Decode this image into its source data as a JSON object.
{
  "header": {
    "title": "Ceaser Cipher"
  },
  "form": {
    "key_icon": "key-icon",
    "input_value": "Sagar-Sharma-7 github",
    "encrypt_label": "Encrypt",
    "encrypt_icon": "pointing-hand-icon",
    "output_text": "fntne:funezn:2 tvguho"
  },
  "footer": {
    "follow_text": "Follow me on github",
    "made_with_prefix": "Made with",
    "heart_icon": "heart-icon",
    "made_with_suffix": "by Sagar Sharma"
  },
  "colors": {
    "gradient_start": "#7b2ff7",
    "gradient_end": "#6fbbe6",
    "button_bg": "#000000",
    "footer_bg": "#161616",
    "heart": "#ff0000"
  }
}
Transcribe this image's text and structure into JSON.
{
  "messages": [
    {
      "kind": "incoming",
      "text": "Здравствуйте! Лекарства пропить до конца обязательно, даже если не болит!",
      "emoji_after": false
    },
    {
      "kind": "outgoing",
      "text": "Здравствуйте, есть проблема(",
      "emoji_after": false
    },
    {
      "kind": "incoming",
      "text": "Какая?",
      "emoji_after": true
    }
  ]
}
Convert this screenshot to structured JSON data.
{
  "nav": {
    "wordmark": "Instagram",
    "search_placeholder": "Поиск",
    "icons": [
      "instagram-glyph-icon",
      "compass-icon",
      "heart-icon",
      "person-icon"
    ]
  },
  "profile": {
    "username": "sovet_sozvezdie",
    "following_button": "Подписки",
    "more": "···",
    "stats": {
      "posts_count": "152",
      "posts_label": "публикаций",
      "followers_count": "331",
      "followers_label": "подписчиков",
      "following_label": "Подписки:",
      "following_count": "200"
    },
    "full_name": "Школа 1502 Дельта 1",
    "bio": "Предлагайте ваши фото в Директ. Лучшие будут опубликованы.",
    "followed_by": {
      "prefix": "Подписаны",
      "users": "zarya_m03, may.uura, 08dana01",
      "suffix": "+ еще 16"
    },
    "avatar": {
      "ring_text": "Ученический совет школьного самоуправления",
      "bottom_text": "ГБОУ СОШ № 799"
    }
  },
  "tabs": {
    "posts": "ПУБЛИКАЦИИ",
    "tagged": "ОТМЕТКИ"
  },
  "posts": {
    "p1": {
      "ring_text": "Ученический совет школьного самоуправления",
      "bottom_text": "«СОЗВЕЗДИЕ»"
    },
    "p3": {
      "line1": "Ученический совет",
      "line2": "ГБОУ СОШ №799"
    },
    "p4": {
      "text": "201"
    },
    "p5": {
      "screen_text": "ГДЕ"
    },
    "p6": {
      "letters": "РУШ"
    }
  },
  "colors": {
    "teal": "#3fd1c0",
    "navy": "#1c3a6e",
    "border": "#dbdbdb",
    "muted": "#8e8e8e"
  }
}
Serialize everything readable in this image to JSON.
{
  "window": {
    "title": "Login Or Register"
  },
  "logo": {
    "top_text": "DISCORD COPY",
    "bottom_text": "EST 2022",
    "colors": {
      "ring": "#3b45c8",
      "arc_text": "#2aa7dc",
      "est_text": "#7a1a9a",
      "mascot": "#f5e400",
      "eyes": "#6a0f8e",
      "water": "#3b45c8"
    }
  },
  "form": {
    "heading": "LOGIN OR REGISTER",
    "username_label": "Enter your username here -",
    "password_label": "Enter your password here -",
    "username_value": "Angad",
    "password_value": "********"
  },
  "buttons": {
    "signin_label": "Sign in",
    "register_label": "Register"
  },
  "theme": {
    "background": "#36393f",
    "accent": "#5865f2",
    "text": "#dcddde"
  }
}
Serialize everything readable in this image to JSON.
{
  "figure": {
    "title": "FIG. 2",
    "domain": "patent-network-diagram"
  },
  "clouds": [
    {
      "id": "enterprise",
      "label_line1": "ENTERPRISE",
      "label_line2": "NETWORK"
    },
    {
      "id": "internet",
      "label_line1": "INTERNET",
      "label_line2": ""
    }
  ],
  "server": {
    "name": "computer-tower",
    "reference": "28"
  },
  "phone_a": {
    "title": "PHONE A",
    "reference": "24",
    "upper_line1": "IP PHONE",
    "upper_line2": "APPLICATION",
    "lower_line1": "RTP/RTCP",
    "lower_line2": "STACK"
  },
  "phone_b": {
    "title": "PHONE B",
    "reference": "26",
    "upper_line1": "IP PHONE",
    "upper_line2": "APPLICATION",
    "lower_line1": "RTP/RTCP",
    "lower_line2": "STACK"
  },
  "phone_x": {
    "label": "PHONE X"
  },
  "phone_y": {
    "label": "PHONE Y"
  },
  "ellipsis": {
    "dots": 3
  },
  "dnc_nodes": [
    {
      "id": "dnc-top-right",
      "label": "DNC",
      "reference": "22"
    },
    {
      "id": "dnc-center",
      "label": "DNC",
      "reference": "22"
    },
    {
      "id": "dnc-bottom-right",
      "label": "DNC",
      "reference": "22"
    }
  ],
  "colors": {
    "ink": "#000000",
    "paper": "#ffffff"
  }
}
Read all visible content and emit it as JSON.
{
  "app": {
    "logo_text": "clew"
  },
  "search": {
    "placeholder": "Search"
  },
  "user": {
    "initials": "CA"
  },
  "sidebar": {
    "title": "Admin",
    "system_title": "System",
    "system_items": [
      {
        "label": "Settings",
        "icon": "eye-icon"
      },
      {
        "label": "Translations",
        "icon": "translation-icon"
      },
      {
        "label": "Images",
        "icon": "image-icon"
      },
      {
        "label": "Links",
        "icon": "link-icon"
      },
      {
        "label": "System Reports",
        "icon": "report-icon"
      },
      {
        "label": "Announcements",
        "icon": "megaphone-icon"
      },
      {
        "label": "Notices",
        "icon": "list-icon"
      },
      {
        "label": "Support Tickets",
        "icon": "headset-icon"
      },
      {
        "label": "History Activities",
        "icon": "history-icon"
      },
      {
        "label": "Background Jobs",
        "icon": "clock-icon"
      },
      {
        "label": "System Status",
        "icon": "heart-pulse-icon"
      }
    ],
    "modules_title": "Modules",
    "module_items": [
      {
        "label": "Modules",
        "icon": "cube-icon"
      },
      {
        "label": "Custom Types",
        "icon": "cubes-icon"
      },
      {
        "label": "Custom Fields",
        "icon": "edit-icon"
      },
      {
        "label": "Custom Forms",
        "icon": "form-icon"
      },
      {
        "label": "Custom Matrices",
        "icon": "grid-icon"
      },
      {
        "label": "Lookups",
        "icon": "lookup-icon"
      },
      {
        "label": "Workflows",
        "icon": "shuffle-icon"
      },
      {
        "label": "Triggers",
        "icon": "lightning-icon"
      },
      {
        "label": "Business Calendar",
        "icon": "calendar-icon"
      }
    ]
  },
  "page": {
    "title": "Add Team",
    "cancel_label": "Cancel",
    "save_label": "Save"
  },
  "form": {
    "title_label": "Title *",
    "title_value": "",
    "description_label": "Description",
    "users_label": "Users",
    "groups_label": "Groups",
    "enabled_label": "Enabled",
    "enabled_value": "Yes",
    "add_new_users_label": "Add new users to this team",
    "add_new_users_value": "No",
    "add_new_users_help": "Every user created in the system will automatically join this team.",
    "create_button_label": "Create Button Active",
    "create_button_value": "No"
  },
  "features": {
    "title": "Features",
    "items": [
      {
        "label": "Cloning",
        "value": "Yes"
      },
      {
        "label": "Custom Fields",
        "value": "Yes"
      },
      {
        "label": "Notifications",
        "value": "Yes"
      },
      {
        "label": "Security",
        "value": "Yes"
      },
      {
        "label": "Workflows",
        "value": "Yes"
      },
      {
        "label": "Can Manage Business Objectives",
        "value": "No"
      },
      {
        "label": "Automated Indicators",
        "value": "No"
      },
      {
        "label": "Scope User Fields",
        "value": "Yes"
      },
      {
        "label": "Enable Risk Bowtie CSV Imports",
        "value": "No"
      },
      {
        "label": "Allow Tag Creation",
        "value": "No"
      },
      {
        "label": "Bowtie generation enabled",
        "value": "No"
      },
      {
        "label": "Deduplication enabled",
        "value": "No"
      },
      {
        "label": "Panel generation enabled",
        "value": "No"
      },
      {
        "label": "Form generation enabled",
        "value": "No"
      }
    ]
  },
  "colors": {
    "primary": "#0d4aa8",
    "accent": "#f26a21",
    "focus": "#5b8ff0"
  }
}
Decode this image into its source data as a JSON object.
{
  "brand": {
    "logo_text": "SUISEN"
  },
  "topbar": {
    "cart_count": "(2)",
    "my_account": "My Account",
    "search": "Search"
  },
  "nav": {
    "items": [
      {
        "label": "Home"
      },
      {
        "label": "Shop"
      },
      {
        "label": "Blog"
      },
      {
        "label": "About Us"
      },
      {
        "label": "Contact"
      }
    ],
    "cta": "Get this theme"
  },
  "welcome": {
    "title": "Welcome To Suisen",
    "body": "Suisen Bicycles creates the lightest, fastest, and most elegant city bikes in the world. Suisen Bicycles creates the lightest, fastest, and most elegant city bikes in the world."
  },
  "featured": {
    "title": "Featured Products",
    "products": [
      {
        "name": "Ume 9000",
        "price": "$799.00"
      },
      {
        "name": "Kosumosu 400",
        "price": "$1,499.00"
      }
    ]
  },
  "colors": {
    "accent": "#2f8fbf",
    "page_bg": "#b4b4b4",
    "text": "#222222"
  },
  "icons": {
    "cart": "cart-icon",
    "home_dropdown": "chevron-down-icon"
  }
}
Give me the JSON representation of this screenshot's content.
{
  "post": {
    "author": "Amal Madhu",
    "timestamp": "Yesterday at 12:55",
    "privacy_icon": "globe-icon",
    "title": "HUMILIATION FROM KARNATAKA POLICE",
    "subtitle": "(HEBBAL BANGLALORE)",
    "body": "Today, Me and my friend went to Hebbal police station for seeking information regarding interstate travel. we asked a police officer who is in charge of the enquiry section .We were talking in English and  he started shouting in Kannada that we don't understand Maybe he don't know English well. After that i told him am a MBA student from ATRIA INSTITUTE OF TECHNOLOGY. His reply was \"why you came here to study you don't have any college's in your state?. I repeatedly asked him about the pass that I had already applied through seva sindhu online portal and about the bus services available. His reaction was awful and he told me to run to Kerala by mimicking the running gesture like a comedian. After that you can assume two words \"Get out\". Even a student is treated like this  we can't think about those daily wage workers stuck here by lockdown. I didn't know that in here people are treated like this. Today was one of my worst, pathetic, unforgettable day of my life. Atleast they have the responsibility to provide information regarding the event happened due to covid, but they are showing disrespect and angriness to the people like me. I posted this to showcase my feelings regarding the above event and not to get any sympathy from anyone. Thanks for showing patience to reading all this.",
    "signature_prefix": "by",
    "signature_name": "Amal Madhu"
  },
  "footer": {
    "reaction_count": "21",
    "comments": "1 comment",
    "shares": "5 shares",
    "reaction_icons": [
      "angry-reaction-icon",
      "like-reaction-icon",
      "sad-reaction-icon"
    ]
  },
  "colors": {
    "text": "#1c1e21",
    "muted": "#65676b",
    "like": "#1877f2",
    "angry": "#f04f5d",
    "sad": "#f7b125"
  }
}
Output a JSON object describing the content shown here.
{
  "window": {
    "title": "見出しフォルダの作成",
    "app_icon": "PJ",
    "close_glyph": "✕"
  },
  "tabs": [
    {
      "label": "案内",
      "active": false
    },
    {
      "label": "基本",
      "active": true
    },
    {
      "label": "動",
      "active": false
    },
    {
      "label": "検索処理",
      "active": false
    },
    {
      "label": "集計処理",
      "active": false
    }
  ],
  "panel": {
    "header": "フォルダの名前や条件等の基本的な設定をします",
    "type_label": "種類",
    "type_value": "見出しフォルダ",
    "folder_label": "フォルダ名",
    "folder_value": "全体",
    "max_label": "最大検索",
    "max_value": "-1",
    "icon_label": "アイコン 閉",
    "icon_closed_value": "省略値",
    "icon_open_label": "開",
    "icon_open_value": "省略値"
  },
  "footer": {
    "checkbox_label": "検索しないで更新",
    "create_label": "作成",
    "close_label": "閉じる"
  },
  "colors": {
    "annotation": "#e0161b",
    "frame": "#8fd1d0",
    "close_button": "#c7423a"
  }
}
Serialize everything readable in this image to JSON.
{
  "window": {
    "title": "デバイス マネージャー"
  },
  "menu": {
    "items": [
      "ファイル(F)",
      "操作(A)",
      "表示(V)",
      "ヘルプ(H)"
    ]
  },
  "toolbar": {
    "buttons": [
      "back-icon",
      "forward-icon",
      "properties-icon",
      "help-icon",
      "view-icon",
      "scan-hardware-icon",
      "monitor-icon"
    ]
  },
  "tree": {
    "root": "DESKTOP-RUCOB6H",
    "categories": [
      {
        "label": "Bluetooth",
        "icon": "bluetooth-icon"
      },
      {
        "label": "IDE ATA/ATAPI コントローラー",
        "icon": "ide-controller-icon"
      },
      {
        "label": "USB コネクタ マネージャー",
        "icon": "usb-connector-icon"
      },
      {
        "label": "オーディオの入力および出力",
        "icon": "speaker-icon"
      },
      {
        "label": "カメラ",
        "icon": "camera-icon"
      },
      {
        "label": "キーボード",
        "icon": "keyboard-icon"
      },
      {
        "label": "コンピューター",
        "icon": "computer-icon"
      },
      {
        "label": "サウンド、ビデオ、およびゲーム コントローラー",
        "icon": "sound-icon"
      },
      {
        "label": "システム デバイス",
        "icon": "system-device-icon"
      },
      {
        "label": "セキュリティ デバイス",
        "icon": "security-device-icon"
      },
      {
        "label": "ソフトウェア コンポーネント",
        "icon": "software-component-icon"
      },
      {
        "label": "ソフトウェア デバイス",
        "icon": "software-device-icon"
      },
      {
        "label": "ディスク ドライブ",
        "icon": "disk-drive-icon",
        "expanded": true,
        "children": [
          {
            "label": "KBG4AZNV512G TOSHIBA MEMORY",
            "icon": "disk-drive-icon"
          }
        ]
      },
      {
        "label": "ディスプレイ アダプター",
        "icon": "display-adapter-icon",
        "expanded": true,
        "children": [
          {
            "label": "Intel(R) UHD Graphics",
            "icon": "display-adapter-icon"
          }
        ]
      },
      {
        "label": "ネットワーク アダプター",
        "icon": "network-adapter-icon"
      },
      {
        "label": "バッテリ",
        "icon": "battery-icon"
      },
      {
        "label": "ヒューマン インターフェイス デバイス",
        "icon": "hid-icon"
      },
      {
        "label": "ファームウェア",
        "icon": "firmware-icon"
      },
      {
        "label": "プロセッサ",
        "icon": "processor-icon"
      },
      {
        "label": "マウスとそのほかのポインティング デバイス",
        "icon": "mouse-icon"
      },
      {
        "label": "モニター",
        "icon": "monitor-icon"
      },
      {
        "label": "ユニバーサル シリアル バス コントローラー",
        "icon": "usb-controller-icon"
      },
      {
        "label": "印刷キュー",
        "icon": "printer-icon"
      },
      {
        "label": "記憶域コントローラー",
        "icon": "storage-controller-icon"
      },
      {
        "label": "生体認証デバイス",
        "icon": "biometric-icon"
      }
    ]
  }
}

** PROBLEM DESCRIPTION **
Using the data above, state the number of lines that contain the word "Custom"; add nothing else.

** COMPLETED EXERCISE **
5